### [EXERCISE REQUIREMENTS]
An exact restatement of every record is required.

┌─ DATA PROVIDED

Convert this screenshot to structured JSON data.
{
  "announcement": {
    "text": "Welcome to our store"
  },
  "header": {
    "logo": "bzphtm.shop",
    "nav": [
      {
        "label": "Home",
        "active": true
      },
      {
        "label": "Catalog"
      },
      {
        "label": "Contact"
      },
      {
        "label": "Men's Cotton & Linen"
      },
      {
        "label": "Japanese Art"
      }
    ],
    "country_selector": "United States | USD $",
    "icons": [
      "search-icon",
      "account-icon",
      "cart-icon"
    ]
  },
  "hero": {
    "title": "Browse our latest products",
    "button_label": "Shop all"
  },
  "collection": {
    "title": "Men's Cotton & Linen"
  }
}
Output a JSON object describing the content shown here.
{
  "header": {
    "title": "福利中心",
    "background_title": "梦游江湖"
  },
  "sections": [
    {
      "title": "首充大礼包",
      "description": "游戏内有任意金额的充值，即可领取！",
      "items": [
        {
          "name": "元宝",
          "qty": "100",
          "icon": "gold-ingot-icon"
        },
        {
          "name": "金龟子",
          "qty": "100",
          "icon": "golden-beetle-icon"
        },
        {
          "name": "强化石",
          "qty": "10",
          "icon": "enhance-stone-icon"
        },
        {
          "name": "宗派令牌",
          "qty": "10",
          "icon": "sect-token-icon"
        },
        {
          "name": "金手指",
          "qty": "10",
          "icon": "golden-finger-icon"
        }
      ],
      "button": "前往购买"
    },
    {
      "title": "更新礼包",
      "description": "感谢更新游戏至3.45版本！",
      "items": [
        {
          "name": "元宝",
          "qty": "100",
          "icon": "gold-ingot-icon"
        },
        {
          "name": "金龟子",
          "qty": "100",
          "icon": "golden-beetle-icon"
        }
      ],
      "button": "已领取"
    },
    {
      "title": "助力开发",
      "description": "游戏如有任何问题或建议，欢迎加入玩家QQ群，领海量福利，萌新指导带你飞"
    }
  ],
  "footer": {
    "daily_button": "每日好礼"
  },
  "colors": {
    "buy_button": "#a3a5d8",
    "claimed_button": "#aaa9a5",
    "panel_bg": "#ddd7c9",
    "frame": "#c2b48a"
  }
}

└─

### [ANSWER SECTION]
Convert this screenshot to structured JSON data.
{
  "announcement": {
    "text": "Welcome to our store"
  },
  "header": {
    "logo": "bzphtm.shop",
    "nav": [
      {
        "label": "Home",
        "active": true
      },
      {
        "label": "Catalog"
      },
      {
        "label": "Contact"
      },
      {
        "label": "Men's Cotton & Linen"
      },
      {
        "label": "Japanese Art"
      }
    ],
    "country_selector": "United States | USD $",
    "icons": [
      "search-icon",
      "account-icon",
      "cart-icon"
    ]
  },
  "hero": {
    "title": "Browse our latest products",
    "button_label": "Shop all"
  },
  "collection": {
    "title": "Men's Cotton & Linen"
  }
}
Output a JSON object describing the content shown here.
{
  "header": {
    "title": "福利中心",
    "background_title": "梦游江湖"
  },
  "sections": [
    {
      "title": "首充大礼包",
      "description": "游戏内有任意金额的充值，即可领取！",
      "items": [
        {
          "name": "元宝",
          "qty": "100",
          "icon": "gold-ingot-icon"
        },
        {
          "name": "金龟子",
          "qty": "100",
          "icon": "golden-beetle-icon"
        },
        {
          "name": "强化石",
          "qty": "10",
          "icon": "enhance-stone-icon"
        },
        {
          "name": "宗派令牌",
          "qty": "10",
          "icon": "sect-token-icon"
        },
        {
          "name": "金手指",
          "qty": "10",
          "icon": "golden-finger-icon"
        }
      ],
      "button": "前往购买"
    },
    {
      "title": "更新礼包",
      "description": "感谢更新游戏至3.45版本！",
      "items": [
        {
          "name": "元宝",
          "qty": "100",
          "icon": "gold-ingot-icon"
        },
        {
          "name": "金龟子",
          "qty": "100",
          "icon": "golden-beetle-icon"
        }
      ],
      "button": "已领取"
    },
    {
      "title": "助力开发",
      "description": "游戏如有任何问题或建议，欢迎加入玩家QQ群，领海量福利，萌新指导带你飞"
    }
  ],
  "footer": {
    "daily_button": "每日好礼"
  },
  "colors": {
    "buy_button": "#a3a5d8",
    "claimed_button": "#aaa9a5",
    "panel_bg": "#ddd7c9",
    "frame": "#c2b48a"
  }
}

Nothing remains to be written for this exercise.